= Beginning of Section =
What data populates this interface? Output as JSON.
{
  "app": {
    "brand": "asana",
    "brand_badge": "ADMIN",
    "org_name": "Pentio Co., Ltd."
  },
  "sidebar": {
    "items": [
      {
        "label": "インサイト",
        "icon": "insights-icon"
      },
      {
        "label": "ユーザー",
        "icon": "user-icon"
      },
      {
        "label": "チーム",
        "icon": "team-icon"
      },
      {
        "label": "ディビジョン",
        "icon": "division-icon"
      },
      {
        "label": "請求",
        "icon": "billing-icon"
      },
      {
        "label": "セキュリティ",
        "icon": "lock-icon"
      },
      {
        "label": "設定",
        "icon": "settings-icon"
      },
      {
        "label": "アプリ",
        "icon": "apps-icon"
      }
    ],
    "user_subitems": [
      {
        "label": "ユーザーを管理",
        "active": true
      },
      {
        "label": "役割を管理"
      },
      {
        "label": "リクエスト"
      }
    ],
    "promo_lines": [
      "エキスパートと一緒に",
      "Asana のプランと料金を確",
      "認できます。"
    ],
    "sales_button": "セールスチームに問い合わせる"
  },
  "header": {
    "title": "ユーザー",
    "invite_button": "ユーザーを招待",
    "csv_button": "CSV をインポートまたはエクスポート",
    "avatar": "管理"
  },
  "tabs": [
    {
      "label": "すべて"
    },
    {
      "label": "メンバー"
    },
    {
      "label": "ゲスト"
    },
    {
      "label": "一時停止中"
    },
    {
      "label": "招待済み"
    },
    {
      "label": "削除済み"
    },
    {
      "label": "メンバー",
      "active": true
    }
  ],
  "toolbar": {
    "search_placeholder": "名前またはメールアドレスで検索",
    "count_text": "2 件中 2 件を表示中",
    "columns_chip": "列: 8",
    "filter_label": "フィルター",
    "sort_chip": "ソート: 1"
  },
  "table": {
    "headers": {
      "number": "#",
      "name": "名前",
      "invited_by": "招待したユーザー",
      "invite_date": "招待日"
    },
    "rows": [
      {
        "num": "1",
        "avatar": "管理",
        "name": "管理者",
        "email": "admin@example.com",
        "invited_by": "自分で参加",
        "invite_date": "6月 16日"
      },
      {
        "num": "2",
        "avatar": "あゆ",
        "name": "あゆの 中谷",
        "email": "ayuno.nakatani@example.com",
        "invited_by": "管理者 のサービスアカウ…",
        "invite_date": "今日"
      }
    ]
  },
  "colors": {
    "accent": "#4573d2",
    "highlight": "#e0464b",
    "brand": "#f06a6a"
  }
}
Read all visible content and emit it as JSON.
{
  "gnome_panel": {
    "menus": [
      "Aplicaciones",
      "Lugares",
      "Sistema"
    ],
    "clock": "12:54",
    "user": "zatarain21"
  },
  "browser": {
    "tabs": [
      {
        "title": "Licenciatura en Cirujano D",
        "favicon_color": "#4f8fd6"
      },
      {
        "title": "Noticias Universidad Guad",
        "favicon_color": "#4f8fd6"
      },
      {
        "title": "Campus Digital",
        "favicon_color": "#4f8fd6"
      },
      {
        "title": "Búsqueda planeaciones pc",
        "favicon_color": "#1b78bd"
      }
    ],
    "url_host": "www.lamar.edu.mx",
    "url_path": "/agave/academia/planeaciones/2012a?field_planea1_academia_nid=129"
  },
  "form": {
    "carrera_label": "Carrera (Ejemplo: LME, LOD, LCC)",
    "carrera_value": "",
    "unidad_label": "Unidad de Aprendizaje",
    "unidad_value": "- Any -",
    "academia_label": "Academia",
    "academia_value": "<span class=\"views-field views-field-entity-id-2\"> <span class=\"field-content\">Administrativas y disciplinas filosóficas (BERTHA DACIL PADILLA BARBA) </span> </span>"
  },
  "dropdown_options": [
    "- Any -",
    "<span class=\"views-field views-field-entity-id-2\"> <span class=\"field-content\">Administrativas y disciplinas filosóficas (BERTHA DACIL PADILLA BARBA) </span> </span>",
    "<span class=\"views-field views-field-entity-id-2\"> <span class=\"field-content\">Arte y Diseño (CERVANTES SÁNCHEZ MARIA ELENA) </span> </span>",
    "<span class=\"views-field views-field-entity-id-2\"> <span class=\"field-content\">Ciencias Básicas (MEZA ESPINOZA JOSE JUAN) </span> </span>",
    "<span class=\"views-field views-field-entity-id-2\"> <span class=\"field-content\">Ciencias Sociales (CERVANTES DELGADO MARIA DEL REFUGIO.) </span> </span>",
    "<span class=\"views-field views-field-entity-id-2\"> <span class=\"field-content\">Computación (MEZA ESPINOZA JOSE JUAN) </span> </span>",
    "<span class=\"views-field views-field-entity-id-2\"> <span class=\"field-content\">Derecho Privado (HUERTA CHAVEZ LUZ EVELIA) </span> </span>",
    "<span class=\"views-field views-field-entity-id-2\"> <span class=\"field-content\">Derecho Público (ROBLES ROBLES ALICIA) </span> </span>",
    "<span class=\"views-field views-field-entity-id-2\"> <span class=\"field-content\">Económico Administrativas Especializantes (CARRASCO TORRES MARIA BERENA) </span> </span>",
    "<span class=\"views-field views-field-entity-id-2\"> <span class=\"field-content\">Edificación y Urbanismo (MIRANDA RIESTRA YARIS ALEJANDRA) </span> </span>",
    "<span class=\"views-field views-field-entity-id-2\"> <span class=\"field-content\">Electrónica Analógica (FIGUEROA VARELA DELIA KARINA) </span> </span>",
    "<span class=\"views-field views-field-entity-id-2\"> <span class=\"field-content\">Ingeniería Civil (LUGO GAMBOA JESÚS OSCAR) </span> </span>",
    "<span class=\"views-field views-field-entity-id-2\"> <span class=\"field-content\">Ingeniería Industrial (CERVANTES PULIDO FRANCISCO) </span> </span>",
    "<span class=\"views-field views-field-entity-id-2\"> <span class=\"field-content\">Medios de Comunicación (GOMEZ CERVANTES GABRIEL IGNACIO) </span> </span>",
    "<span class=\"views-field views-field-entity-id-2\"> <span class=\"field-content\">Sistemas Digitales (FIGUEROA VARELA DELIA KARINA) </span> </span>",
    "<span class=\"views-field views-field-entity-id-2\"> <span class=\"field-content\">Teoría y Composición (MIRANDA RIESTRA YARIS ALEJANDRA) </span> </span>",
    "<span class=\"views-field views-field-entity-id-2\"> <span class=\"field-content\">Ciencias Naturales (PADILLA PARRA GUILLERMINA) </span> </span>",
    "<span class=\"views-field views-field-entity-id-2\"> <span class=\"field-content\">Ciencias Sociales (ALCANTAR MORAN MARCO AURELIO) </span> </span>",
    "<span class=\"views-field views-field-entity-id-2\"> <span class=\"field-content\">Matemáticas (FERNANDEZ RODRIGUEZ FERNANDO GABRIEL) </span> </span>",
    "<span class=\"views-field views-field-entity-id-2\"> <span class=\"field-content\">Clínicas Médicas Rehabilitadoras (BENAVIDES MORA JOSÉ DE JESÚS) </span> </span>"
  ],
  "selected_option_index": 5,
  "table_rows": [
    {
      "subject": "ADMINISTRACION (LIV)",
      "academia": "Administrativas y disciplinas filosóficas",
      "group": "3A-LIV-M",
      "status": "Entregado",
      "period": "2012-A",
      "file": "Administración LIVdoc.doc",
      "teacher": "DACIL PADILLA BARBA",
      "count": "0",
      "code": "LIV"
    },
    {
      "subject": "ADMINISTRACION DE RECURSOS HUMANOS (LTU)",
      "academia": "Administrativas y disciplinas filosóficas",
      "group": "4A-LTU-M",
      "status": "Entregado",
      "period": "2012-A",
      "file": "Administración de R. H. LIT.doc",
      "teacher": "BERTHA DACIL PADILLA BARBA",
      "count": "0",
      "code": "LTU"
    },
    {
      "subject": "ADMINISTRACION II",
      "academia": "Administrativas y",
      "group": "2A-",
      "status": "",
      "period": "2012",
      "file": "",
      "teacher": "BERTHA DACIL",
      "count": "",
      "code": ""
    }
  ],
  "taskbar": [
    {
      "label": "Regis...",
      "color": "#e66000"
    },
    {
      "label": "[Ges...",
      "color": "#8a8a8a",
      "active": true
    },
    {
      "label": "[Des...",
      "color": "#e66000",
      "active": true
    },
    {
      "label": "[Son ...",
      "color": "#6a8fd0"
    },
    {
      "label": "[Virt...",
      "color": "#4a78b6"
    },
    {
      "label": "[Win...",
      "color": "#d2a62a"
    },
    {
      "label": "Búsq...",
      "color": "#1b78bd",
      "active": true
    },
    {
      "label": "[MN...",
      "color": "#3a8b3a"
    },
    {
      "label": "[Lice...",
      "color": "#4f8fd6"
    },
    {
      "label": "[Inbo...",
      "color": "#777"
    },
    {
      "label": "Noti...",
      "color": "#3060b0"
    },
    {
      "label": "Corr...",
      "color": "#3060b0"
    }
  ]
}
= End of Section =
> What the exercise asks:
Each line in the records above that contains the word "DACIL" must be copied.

> Task output:
    "academia_value": "<span class=\"views-field views-field-entity-id-2\"> <span class=\"field-content\">Administrativas y disciplinas filosóficas (BERTHA DACIL PADILLA BARBA) </span> </span>"
    "<span class=\"views-field views-field-entity-id-2\"> <span class=\"field-content\">Administrativas y disciplinas filosóficas (BERTHA DACIL PADILLA BARBA) </span> </span>",
      "teacher": "DACIL PADILLA BARBA",
      "teacher": "BERTHA DACIL PADILLA BARBA",
      "teacher": "BERTHA DACIL",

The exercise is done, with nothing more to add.